Soon we will enter the land. There will be bumps in the road. Things we swore we would do may go undone. Things we promised we would refrain from may become commonplace.
Here in parashat Mattot, the Israelites are already encamped on the Plains of Moab, having finished their 40 years of wandering in the desert. Soon they will spend the length of the Book of Deuteronomy listening to Moses give them final instructions before they enter the land that they know to be both full of milk and honey and full of challenges.
Soon we too, my husband and I, will enter the land: We are making aliyah in the middle of August. We too know Israel to be a land of sweetness and a land full of challenges both expected and unexpected.
Moses gave the Israelites the Torah in the hopes that it would help them stay on the right path despite the many bumps in the road. What does Torah teach me now as I prepare to make aliyah?
In this week's Torah portion, the text discusses promises that cannot be broken saying: "When a man vows a vow to the Lord...he shall not break his word; he will do according to all that comes out of his mouth" (Numbers 30:3). But it also imagines people whose promises can be overruled by those who have power over them -- their spouses or their fathers. These people can make vows, but the vows only become unbreakable if no person of authority in their life disapproves.
Torah calls those whose promises can be kept "men" and it calls those whose promises are subject to the will of another "women." But this is a fantasy and a false dichotomy. All of us -- men and women alike -- at some point find our ability to act in accordance with promises we have made (to ourselves and to others) compromised by forces beyond our control. Those bumps in the road, they make it hard to stay on course.
Because they are breakable, our tradition is shy of vows. My Grandma Roz always counseled me not to make promises I couldn't keep. And some Jewish folks use the expression "bli neder" ("without a vow") to shield themselves when they utter something that might otherwise sound like a binding promise of action or of restraint.
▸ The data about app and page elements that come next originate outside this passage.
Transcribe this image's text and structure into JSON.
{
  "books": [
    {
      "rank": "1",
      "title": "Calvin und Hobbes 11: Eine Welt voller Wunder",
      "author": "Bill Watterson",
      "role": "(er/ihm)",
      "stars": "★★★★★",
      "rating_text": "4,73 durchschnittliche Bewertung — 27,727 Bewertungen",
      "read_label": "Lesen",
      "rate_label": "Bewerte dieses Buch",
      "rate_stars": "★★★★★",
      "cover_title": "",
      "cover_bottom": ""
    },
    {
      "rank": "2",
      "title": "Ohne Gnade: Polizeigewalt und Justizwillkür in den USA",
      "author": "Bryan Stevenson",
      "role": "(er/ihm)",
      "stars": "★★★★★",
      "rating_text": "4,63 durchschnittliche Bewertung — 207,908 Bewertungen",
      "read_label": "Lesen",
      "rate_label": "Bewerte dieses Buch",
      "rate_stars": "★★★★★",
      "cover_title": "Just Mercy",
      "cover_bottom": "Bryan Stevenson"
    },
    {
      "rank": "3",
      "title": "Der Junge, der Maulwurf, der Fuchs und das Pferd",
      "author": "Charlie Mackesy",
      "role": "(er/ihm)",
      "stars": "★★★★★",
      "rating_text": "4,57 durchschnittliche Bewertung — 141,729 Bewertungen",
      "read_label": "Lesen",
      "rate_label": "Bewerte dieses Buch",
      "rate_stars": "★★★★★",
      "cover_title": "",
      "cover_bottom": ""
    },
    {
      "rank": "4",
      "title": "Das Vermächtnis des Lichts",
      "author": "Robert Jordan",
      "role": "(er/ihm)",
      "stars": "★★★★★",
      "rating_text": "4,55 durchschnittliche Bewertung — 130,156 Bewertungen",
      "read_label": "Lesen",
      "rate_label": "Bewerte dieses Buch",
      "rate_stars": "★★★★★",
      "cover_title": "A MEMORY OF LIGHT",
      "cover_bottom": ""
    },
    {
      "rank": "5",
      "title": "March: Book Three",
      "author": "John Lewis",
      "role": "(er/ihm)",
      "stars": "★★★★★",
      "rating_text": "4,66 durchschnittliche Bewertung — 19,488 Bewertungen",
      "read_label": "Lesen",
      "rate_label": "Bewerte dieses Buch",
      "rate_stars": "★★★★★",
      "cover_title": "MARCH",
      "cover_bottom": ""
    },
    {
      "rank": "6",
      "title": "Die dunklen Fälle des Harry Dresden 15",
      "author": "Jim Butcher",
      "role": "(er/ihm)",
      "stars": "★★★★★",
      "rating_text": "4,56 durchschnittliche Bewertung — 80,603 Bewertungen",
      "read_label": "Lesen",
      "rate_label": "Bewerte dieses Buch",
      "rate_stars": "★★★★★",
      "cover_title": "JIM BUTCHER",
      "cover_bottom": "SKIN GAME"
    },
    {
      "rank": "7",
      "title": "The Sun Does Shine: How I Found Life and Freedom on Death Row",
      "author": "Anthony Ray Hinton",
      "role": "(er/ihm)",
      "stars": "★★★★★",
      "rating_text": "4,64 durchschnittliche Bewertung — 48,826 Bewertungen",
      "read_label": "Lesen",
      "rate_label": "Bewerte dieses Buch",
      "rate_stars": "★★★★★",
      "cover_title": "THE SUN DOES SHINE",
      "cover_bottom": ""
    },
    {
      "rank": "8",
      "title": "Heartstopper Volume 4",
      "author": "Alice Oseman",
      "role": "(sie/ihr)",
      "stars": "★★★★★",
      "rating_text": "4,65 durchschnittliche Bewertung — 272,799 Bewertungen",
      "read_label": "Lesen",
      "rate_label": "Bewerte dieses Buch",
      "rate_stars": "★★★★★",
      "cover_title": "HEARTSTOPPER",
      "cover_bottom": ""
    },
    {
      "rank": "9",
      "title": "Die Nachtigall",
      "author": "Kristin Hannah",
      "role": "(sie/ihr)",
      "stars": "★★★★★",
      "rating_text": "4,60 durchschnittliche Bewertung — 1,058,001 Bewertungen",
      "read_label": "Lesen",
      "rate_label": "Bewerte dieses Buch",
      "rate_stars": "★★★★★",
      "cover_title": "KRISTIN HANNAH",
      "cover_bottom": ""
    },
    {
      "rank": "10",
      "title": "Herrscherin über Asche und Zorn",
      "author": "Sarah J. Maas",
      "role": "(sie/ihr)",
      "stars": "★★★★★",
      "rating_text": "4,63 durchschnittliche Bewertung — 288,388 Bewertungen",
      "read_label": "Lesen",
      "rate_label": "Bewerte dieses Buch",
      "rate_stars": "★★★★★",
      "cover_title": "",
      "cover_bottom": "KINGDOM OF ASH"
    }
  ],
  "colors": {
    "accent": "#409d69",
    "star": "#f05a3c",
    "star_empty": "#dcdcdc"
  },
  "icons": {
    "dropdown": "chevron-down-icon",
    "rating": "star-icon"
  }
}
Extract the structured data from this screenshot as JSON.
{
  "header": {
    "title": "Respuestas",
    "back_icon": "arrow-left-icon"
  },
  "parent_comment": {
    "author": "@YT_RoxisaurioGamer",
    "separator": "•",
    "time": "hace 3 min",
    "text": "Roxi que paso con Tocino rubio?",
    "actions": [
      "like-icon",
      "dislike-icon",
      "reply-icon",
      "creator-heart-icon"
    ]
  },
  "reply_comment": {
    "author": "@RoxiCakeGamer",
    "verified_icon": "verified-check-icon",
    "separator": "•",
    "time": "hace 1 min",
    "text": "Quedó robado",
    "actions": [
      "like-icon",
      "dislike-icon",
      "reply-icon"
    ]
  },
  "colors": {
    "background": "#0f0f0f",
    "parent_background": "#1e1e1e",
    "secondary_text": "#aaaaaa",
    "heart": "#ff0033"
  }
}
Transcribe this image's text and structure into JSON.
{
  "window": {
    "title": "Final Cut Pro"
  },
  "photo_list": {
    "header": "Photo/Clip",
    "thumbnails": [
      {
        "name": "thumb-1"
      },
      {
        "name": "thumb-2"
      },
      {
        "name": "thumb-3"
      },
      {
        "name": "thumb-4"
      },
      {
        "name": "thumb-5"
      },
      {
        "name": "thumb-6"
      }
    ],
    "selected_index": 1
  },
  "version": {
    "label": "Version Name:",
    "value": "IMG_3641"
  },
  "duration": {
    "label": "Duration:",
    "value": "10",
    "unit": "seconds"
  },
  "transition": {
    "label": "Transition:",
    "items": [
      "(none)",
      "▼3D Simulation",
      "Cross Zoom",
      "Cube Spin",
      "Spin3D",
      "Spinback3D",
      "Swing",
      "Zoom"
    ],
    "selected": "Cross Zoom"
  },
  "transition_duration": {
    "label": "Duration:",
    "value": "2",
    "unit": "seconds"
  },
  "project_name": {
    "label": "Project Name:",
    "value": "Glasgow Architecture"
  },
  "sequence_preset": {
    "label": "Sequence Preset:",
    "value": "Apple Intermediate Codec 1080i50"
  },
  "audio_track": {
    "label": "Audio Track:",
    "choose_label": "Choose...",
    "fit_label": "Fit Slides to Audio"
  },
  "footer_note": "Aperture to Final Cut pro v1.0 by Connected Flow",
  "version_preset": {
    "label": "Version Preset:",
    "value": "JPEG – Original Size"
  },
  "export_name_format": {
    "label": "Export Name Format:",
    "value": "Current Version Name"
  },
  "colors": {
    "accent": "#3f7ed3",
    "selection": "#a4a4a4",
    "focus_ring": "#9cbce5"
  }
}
Moses wanted the people to stick to the Torah, the teachings he had given them. He wasn't going to travel that new bumpy road with them, though; his journey was at an end. I want to read Mattot's story about who can make promises and who cannot not as a story about men and women and the differences in their status. Instead, I want to read this story as an expression of the desire to be able to foresee our futures well enough to make promises twinned with an acknowledgment that lived experience will sometimes prevent us from being able to keep the promises we make.
As I prepare to enter the land, I too am clinging to Jewish teachings and values and practices that have placed me in good stead so far. Yet I am leery of making promises about exactly where this bumpy road will lead me. What if falling rockets bump my political beliefs to the right or to the left? What if I fall in love with a way of spending Shabbat that is closer to Orthodoxy or closer to "secular" than I could possibly imagine given my current practice?
Yesterday I was driving with the back of the car full of material possessions bound to my parents' house for safekeeping or for giving away. Getting ready to make aliyah has involved a lot of sorting and winnowing of stuff. Included in this batch was not one but two tambourines (neither of which I've ever used but both of which were gifts from folks I hold dear). They were packed in boxes weeks ago and I had forgotten they were there. With each bump in the road they made a jingle or a jangle. And with each bump in the road I began to make a wish for myself -- a wish I want to extend to everyone traveling a bumpy road: If you have made yourself promises about an unknown future, may you bear them lightly. May you forgive yourself if life's circumstances or forces beyond your control nullify your spoken or unspoken vows. May every bump in the road make its own jingle-jangle music.
Seventy Faces of Torah is a pluralistic Jewish scriptural commentary, produced by The Center for Global Judaism at Hebrew College, in which thought leaders from around the world offer insights into the weekly Torah portion and contemporary social, political, and spiritual life.